School of Law


Loyola forum addresses lead poisoning in Chicago

Loyola forum addresses lead poisoning in Chicago

While tremendous strides have been made in recent years to address the problem of childhood lead poisoning, there is far more that needs to be done. Lead, like many environmental pollutants, impacts millions of children each year. Lead poisoning is not just a health issue, it is a social justice issue. Research indicates that children can be harmed by much lower levels of lead in their system than originally thought, and children who live in our most vulnerable communities are at a greater risk.

Representatives from the City of Chicago and Cook County public health departments, as well as national experts in lead poisoning, recently gathered at the Loyola University Chicago forum “The State of the City and County: An Issue Briefing on Lead Poisoning in Chicago and Cook,” held at the Philip H. Corboy Law Center, to discuss working together to combat issues surrounding lead poisoning and its devastating impact on families in local communities. The day’s topics included the primary sources of lead poisoning and effects on children, current responses in place to address the problem in Chicago and Cook County, and additional strategies that need to be implemented to eliminate lead poisoning in the most vulnerable communities.

A final panel of experts recommended several calls to action to forum participants to ensure the effective elimination of lead poisoning in our communities. Top priority actions included increasing federal and local funding to remove lead hazards in paint or pipes, and holding industries accountable for the burden of eliminating the hazards. Panelists also called for government assistance to initiate creative methods and incentives to address lead hazards in high-risk communities, and early intervention services for children harmed by lead in order to overcome developmental delays that can occur as a result of lead exposure.

“We’ve known for decades that lead harms children and communities,” said Anita Weinberg, director of Loyola’s ChildLaw Policy Institute, and a long-time advocate for lead-poisoning prevention. “It’s our collective responsibility to take action to ensure that children are not exposed to lead, and if they are, that their families have the supports and resources needed to mitigate the harm caused by sources of lead.” 

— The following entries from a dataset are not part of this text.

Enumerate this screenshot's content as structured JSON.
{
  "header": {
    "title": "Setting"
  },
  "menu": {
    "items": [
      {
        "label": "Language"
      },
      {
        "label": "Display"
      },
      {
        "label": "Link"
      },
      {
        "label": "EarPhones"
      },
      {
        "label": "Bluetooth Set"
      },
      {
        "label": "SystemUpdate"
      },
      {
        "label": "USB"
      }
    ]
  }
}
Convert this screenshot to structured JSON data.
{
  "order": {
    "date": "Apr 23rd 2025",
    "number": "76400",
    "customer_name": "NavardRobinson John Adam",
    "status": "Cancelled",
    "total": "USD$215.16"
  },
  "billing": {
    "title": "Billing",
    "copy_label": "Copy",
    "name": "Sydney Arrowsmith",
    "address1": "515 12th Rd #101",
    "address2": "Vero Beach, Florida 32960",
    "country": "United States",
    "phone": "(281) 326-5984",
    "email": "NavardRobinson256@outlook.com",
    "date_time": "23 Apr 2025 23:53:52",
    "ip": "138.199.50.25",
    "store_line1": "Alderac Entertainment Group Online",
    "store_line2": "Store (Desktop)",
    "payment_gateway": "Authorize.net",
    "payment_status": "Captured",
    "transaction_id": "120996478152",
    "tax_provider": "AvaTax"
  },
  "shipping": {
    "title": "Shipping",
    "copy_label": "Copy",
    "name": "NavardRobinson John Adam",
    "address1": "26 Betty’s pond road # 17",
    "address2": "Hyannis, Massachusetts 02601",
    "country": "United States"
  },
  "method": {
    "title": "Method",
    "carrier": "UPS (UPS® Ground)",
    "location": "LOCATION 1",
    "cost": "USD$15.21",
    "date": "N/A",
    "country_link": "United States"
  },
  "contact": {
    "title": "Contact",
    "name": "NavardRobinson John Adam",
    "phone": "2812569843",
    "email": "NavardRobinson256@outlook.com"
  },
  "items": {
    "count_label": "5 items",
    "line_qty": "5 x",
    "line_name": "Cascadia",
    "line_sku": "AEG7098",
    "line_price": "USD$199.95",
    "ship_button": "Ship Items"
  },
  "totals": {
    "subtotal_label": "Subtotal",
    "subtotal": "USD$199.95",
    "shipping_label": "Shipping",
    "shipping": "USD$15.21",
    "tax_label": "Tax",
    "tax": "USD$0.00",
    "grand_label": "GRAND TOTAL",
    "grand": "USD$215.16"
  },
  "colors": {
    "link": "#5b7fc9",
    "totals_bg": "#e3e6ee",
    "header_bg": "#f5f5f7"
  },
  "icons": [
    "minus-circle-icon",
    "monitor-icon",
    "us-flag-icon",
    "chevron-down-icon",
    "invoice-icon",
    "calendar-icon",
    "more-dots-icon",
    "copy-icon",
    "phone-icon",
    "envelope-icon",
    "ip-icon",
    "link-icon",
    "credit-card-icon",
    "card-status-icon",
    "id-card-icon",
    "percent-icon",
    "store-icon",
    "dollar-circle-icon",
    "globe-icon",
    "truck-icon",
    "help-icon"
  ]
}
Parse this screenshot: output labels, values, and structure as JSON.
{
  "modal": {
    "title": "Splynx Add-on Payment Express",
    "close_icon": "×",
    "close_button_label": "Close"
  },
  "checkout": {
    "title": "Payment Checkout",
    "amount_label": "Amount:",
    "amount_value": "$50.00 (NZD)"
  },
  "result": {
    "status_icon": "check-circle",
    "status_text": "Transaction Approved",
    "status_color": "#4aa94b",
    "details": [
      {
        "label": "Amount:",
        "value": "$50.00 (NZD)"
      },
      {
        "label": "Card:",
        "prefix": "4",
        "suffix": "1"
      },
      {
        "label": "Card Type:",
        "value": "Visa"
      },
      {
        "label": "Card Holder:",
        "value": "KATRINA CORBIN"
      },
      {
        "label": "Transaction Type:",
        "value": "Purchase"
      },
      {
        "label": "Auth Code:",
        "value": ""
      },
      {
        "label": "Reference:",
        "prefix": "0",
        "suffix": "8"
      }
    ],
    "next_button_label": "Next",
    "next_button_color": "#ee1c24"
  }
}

The lead forum at Loyola was organized by Weinberg, and Katherine Kafka Walts, director of the University’s Center for the Human Rights of Children (CHRC). Recognizing that children require special protections, the CHRC addresses critical and complex issues affecting children and youth, both locally and globally.  “Access to clean water and safe housing is a human rights issue,” said Kaufka Walks.  “Environmental protection is key to ensuring the future health and well-being of children around the world. We’re pleased that as a start, this forum has initiated a positive dialogue to address the devastating effects of childhood lead poisoning in our own backyard.”